TASK BRIEF – From the entries below, copy every line where the string "openLink" appears.

Records drawn from a dataset –
*** Block opens ***

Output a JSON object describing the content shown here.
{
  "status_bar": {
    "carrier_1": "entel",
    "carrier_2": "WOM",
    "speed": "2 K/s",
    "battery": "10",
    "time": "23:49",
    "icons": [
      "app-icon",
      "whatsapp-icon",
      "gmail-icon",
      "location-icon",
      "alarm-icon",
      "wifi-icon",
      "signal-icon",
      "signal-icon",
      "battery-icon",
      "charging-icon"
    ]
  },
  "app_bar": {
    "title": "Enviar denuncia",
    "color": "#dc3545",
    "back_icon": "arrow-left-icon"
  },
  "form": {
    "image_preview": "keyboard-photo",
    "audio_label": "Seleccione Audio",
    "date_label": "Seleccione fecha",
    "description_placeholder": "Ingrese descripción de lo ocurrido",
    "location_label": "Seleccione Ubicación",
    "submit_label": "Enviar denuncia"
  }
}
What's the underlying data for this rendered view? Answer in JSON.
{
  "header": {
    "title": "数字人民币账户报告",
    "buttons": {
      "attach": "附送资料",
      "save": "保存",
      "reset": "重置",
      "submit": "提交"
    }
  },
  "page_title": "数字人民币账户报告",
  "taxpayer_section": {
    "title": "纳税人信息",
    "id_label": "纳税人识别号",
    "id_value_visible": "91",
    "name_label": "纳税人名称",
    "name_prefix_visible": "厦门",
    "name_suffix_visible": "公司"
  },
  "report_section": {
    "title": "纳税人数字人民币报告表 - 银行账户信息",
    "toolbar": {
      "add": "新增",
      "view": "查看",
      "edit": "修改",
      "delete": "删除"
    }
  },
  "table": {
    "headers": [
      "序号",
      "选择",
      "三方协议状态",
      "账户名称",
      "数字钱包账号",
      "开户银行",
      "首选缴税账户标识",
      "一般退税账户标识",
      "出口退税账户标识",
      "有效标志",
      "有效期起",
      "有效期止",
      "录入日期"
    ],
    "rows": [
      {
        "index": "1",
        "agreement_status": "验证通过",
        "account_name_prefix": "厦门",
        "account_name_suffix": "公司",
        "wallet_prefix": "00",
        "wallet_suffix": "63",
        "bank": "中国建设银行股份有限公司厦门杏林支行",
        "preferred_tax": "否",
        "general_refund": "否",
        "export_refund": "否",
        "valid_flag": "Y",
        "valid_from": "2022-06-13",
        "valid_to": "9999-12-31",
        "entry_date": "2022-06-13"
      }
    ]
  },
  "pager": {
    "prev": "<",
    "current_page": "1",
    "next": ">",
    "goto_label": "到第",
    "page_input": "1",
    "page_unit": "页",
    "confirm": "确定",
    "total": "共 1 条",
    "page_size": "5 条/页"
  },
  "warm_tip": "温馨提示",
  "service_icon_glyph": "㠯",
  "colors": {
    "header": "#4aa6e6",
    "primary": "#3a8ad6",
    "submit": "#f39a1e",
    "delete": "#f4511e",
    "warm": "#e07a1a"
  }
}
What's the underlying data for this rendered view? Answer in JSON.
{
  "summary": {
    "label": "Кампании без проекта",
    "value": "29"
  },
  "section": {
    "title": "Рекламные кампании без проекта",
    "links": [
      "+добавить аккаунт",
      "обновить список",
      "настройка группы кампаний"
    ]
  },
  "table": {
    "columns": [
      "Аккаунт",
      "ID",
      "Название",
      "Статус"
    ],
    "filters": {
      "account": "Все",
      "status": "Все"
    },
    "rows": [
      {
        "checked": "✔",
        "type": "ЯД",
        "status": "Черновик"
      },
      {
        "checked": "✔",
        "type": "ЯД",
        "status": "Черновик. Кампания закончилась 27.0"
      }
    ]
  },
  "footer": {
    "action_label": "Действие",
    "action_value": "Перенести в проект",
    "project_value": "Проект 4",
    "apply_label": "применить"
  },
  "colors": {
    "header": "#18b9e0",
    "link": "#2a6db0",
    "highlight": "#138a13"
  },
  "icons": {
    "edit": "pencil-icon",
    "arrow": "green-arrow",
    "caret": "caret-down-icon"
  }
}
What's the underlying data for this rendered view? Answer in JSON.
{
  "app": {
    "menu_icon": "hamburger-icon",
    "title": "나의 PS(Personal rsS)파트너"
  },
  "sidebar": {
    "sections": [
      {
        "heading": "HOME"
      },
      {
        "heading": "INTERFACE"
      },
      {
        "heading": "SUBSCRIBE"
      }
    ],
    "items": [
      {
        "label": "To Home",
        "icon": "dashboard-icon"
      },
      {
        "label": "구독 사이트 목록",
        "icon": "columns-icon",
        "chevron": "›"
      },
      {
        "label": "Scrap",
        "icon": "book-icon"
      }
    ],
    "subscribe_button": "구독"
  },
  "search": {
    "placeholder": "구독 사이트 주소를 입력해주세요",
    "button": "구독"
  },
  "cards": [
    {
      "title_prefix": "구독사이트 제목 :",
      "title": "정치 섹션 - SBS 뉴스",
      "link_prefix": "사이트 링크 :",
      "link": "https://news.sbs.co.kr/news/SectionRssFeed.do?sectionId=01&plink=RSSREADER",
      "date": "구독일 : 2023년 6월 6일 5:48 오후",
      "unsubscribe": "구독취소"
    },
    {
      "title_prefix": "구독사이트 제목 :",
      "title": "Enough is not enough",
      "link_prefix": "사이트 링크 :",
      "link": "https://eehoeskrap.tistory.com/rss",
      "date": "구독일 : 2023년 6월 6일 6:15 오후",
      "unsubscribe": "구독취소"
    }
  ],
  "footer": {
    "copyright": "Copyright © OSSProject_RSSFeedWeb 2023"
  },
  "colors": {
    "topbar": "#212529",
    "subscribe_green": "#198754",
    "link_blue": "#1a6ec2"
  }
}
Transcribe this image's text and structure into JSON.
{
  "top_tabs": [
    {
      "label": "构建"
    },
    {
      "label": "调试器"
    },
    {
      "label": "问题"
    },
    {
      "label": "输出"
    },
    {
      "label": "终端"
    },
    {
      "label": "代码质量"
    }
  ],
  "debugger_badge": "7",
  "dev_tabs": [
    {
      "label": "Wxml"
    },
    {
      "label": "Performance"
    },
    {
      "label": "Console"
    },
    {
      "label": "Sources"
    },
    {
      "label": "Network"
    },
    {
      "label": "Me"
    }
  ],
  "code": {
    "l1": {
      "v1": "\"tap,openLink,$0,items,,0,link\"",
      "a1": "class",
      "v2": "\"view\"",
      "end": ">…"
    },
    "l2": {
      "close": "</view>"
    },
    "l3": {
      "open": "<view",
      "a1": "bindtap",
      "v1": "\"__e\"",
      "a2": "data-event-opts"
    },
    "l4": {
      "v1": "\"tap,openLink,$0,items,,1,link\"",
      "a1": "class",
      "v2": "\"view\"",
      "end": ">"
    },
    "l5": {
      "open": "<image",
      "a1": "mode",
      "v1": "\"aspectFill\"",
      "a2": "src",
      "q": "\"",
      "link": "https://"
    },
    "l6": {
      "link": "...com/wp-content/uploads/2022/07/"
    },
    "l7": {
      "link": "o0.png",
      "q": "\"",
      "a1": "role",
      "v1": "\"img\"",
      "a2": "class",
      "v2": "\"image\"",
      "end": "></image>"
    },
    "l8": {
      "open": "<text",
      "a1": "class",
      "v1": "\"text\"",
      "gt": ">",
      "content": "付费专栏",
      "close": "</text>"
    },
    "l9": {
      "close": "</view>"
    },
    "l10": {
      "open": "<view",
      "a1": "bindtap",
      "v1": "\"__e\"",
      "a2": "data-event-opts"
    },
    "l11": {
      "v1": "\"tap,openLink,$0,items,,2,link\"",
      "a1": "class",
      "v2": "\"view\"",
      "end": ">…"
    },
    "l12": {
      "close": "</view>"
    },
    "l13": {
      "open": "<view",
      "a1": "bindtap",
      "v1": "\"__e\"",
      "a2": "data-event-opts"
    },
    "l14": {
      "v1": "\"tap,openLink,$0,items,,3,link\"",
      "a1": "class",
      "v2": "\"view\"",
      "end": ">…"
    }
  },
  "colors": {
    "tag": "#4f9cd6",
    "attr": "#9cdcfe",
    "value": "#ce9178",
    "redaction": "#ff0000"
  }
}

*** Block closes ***

OUTPUT OF THE TASK –
      "v1": "\"tap,openLink,$0,items,,0,link\"",
      "v1": "\"tap,openLink,$0,items,,1,link\"",
      "v1": "\"tap,openLink,$0,items,,2,link\"",
      "v1": "\"tap,openLink,$0,items,,3,link\"",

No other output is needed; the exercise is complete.